The main enemy of a presenter is tension, which ruins the voice, posture, and spontaneity. The voice becomes higher as the throat tenses. Shoulders tighten up and limit flexibility, while the legs start to shake and cause unsteadiness. The presentation becomes canned as the speaker locks in on the notes and starts to read directly from them.
First, do not fight nerves: welcome them! Then you can get on with the presentation instead of focusing on being nervous. Actors recognize the value of nerves... they add to the value of the performance. This is because adrenaline starts to kick in. It's a left over from our ancestors' “fight or flight” syndrome. If you welcome nerves, then the presentation becomes a challenge and you become better. If you let your nerves take over, then you go into the flight mode by withdrawing from the audience.
Tension can be reduced by performing some relaxation exercises. Listed below are a couple to get you started: Before the presentation: Lie on the floor with your back flat on the floor. Pull your feet towards you so that your knees are up in the air. Relax. Close your eyes. Feel your back spreading out, feel your neck lengthening. Work your way through your body, relaxing one section at a time — your feet, legs, torso, etc. When finished, stand up slowly and try to maintain the relaxed feeling in a standing position. If you cannot lie down: Stand with your feet about 6 inches apart, arms hanging by your sides, and fingers unclenched. Gently shake each part of your body, starting with your hands, then arms, shoulders, torso, and legs. Concentrate on shaking out the tension. Then slowly rotate your shoulders forwards and then backwards. Move on to your head. Rotate it slowly clockwise, and then counter-clockwise. Mental Visualization: Before the presentation, visualize the room, audience, and you giving the presentation. Mentally go over what you are going to do from the moment you start to the end of the presentation. During the presentation, take a moment to yourself by getting a drink of water, take a deep breath, concentrate on relaxing the most tense part of your body, and then return to the presentation saying to yourself, “I can do it!” Never drink alcohol to reduce tension! It affects not only your coordination but also your awareness of coordination. You might not realize it, but your audience will!
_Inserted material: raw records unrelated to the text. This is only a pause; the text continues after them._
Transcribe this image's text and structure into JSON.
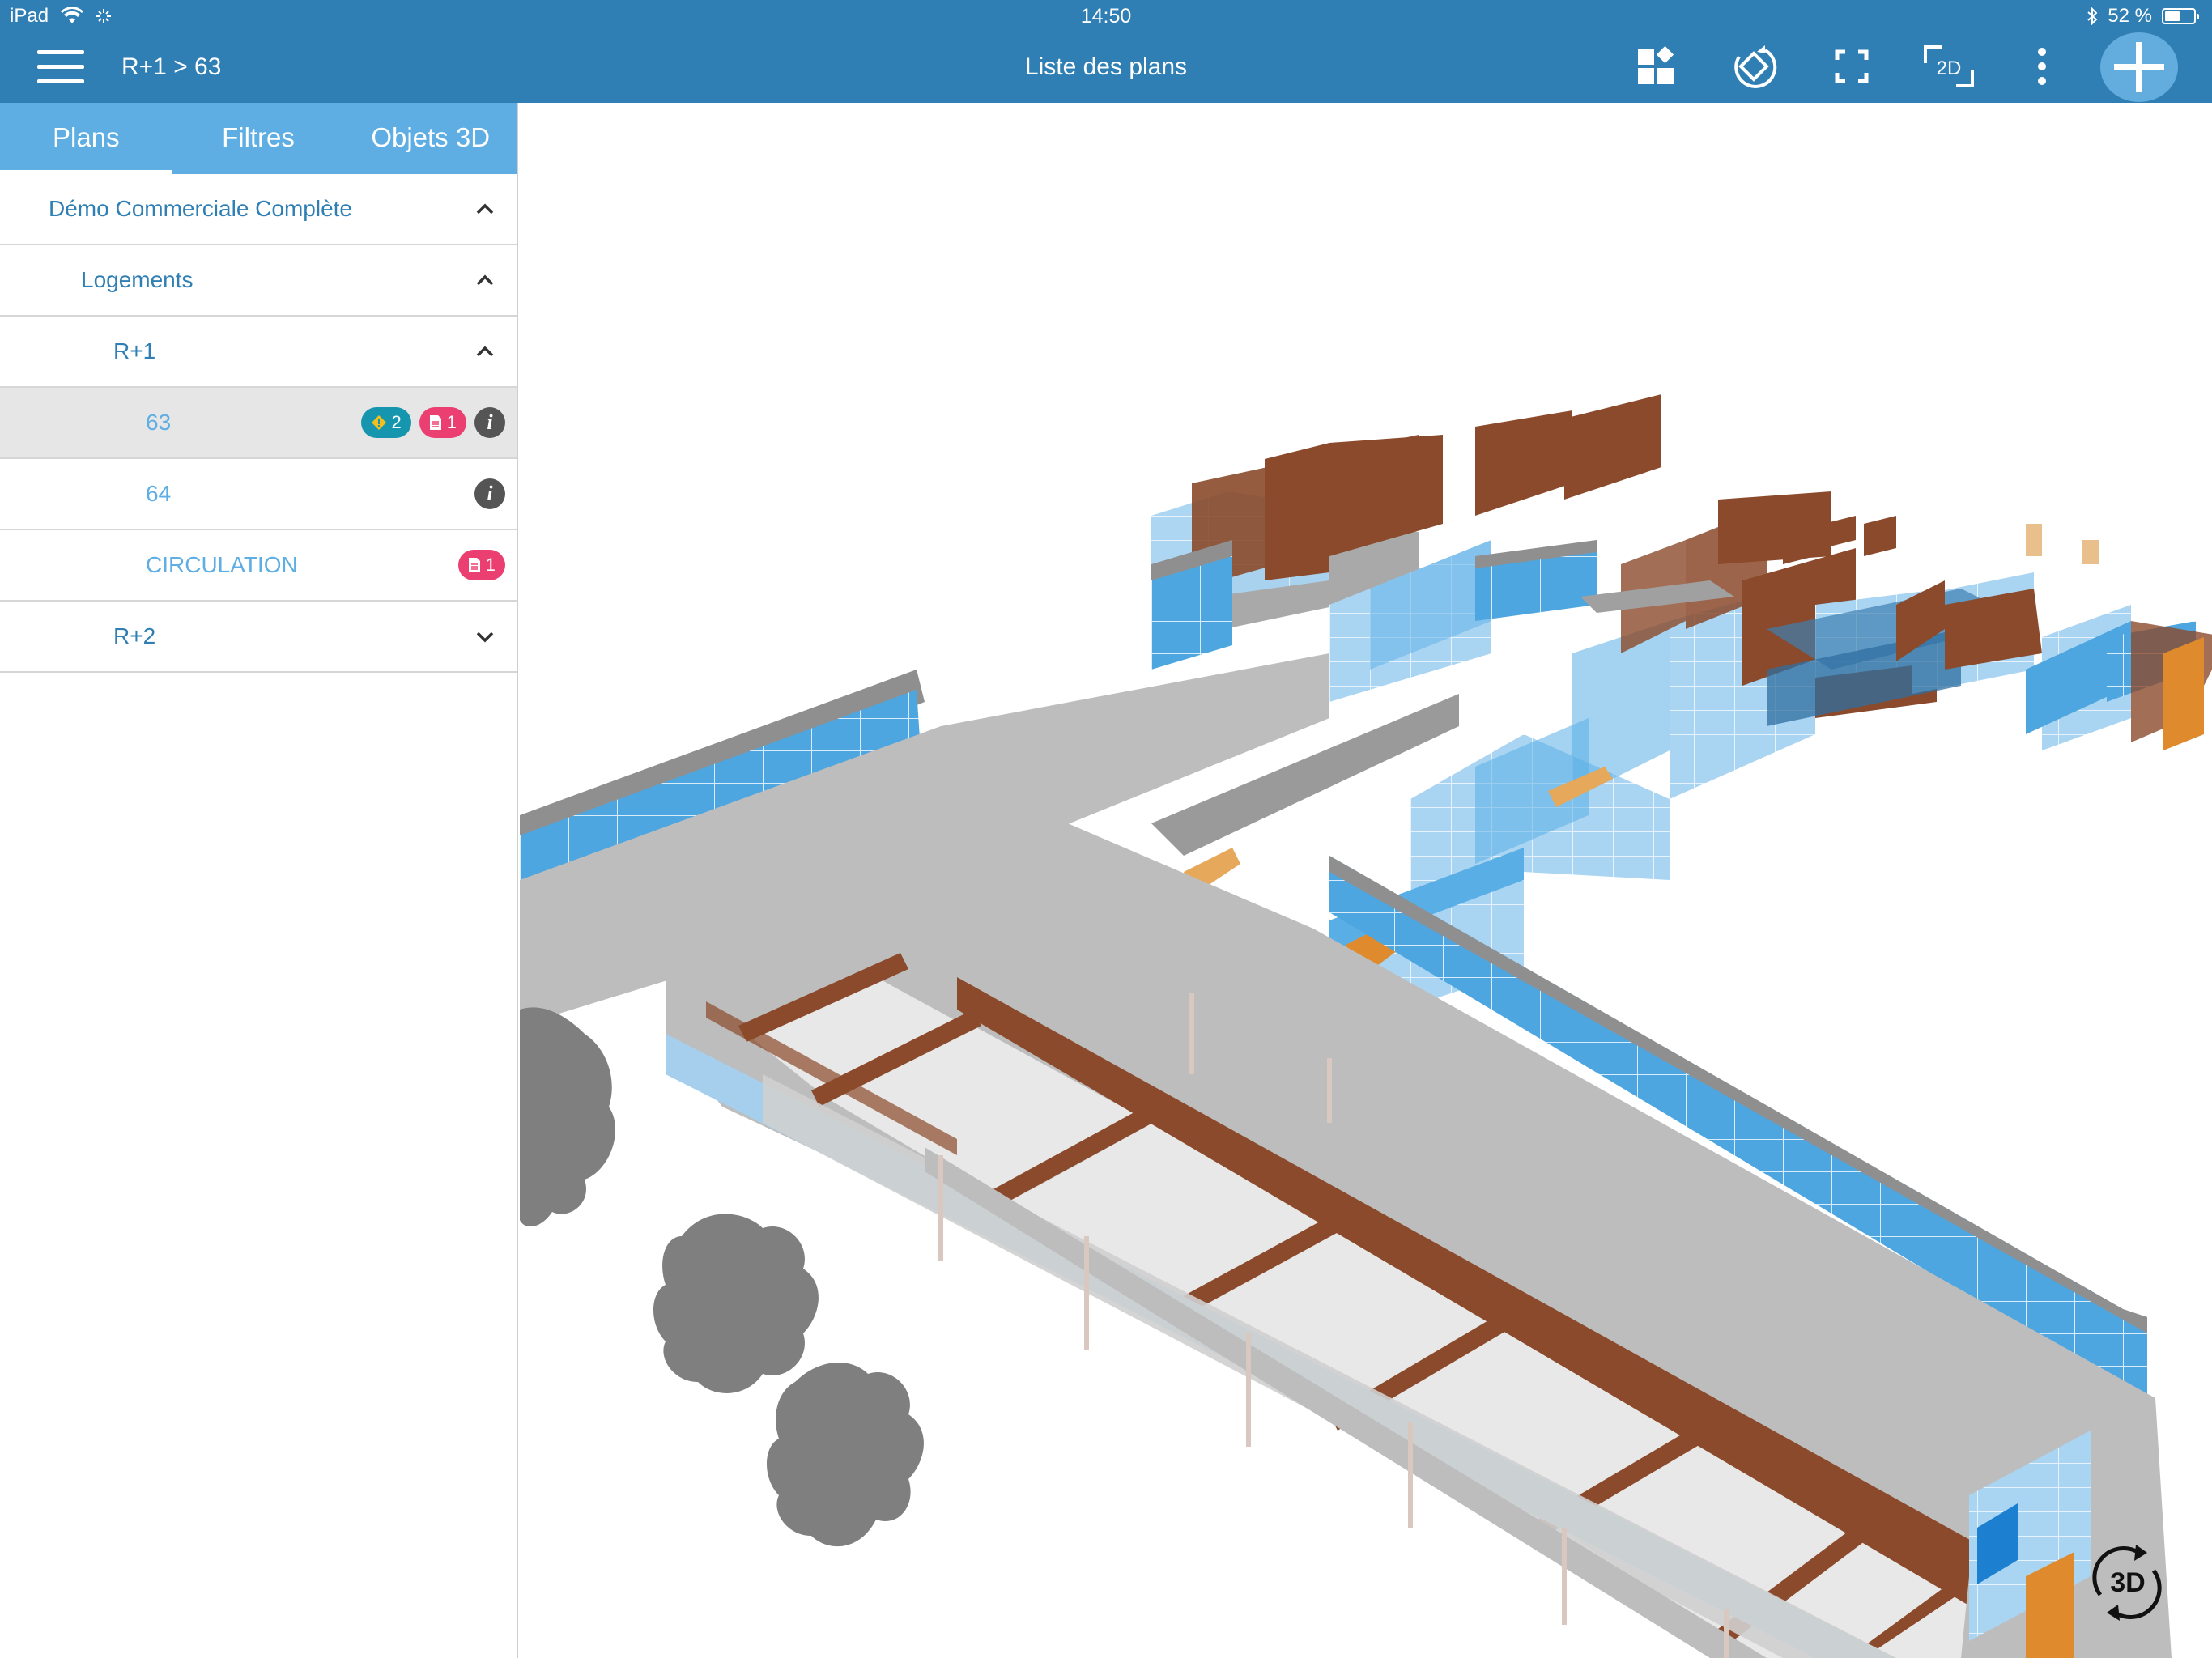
{
  "status": {
    "device": "iPad",
    "time": "14:50",
    "battery_text": "52 %",
    "battery_level": 0.52
  },
  "nav": {
    "breadcrumb": "R+1 > 63",
    "title": "Liste des plans"
  },
  "toolbar": {
    "icons": [
      "layers-icon",
      "rotate-icon",
      "fullscreen-icon",
      "view-2d-icon",
      "more-icon",
      "add-icon"
    ],
    "view_2d_label": "2D"
  },
  "sidebar": {
    "tabs": [
      {
        "label": "Plans",
        "active": true
      },
      {
        "label": "Filtres",
        "active": false
      },
      {
        "label": "Objets 3D",
        "active": false
      }
    ],
    "tree": [
      {
        "label": "Démo Commerciale Complète",
        "level": 0,
        "expanded": true
      },
      {
        "label": "Logements",
        "level": 1,
        "expanded": true
      },
      {
        "label": "R+1",
        "level": 2,
        "expanded": true
      },
      {
        "label": "63",
        "level": 3,
        "selected": true,
        "badges": {
          "observations": "2",
          "documents": "1"
        },
        "info": true
      },
      {
        "label": "64",
        "level": 3,
        "info": true
      },
      {
        "label": "CIRCULATION",
        "level": 3,
        "badges": {
          "documents": "1"
        }
      },
      {
        "label": "R+2",
        "level": 2,
        "expanded": false
      }
    ]
  },
  "viewport": {
    "mode_label": "3D"
  },
  "colors": {
    "nav_bar": "#2f7fb5",
    "tab_bar": "#5eaee4",
    "tree_text": "#2f7fb5",
    "badge_teal": "#1596ae",
    "badge_pink": "#ec3f71",
    "glass": "#5aaee6",
    "wood": "#8b4a2b",
    "floor": "#e5e5e5"
  }
}
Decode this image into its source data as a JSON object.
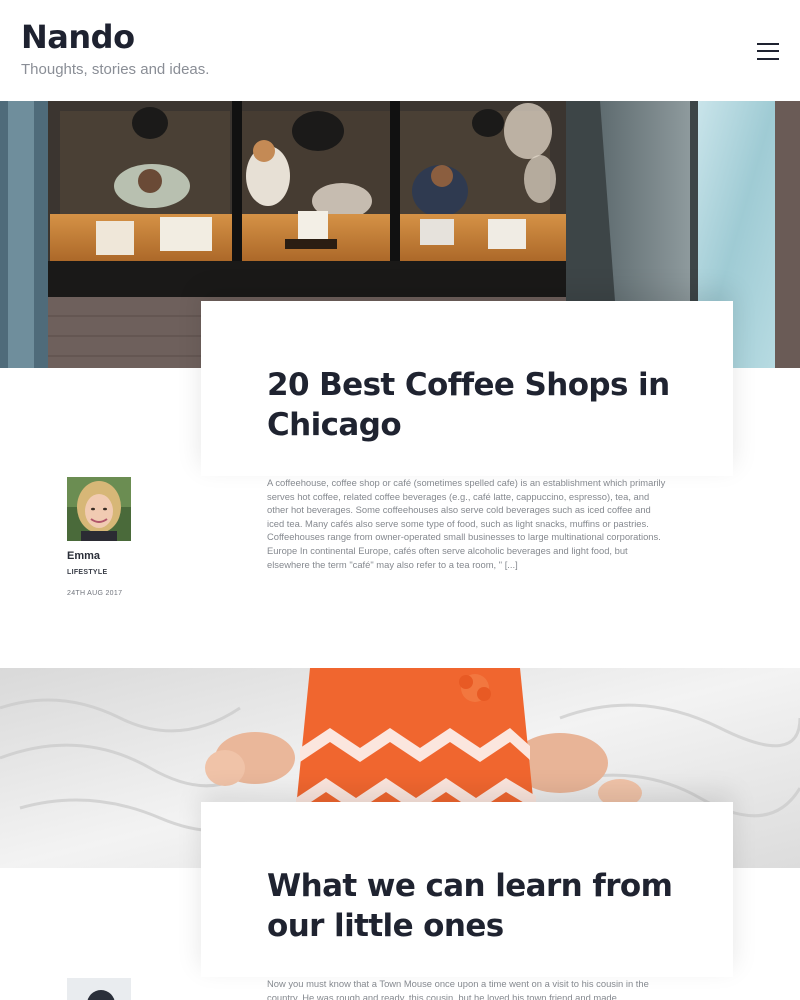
{
  "site": {
    "title": "Nando",
    "tagline": "Thoughts, stories and ideas."
  },
  "icons": {
    "menu": "hamburger-menu-icon"
  },
  "articles": [
    {
      "image": "coffee-shop-overhead-photo",
      "title": "20 Best Coffee Shops in Chicago",
      "author": "Emma",
      "category": "LIFESTYLE",
      "date": "24TH AUG 2017",
      "excerpt": "A coffeehouse, coffee shop or café (sometimes spelled cafe) is an establishment which primarily serves hot coffee, related coffee beverages (e.g., café latte, cappuccino, espresso), tea, and other hot beverages. Some coffeehouses also serve cold beverages such as iced coffee and iced tea. Many cafés also serve some type of food, such as light snacks, muffins or pastries. Coffeehouses range from owner-operated small businesses to large multinational corporations. Europe In continental Europe, cafés often serve alcoholic beverages and light food, but elsewhere the term \"café\" may also refer to a tea room, \" [...]"
    },
    {
      "image": "baby-in-orange-dress-photo",
      "title": "What we can learn from our little ones",
      "excerpt": "Now you must know that a Town Mouse once upon a time went on a visit to his cousin in the country. He was rough and ready, this cousin, but he loved his town friend and made"
    }
  ]
}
C YOU’LL WATCH A VIDEO ABOUT HOW TO PREPARE A FANTASTIC POWERPOINT PRESENTATION. BEFORE YOU WATCH, TALK TO YOUR PARTNER AND DECIDE WHETHER THE SENTENCES BELOW ARE TRUE OR FALSE.
( ) 95% of the PowerPoint presentations are awful.
( ) A person should use bullet points on the slides.
( ) Slides should convey lots of information to guide the presenter.
( ) The presenter should use very few images because they might distract the audience.
D. WATCH THE VIDEO AND CHECK.
E. MATCH THE WORD TO ITS TRANSCRIPTION
F YOU WILL WATCH A VIDEO: HOW TO DELIVER A GREAT PRESENTATION LIKE STEVE JOBS. 1. BEFORE WATCHING THE VIDEO, READ THE OPENING BELOW AND TRY TO GUESS WHAT TIPS THEY SUGGEST.
Steve Jobs is probably one of the most polished presenters in the world. He doesn't use any bullet points in his presentations, his keynote addresses are free of any jargon, there are very few words in the slides but they have photographs and headlines that are hard to forget (everyone still remembers "the world's thinnest notebook," a phrase that Steve used to describe Macbook Air). HOW TO PRESENT LIKE STEVE JOBS
If you’d like to learn some of the techniques and styles that make Steve Jobs such a great presenter, here's some excellent advice [video + slides] from BusinessWeek columnist Carmine Gallo, who is also the author of the book - The Presentation Secrets of Steve Jobs.
2. NOW, WATCH THE VIDEO AND CHECK IF YOU WERE RIGHT.
3. AFTER WATCHING THE VIDEO, WORK IN SMALL GROUPS AND SUMMARIZE THE MAIN IDEAS IN THE VIDEO.
G. GO TO THE SITE www.TED.com AND FIND A PRESENTATION THAT HAS SOME OF THE FEATURES DISCUSSED HERE.
H. NOW, PLAN THE OPENING OF A PRESENTATION. REMEMBER TO…
Look at the example:
Welcome the audience.
Say what the topic is.
Explain why the audience will be interested.
Good morning, everyone!
As you all know, my name is Lydia and I am here today to tell you about San Francisco. I spent two weeks in San Francisco last summer and I thought you would love to learn a little bit about the city that we have all heard of and seen in all kinds of American movies.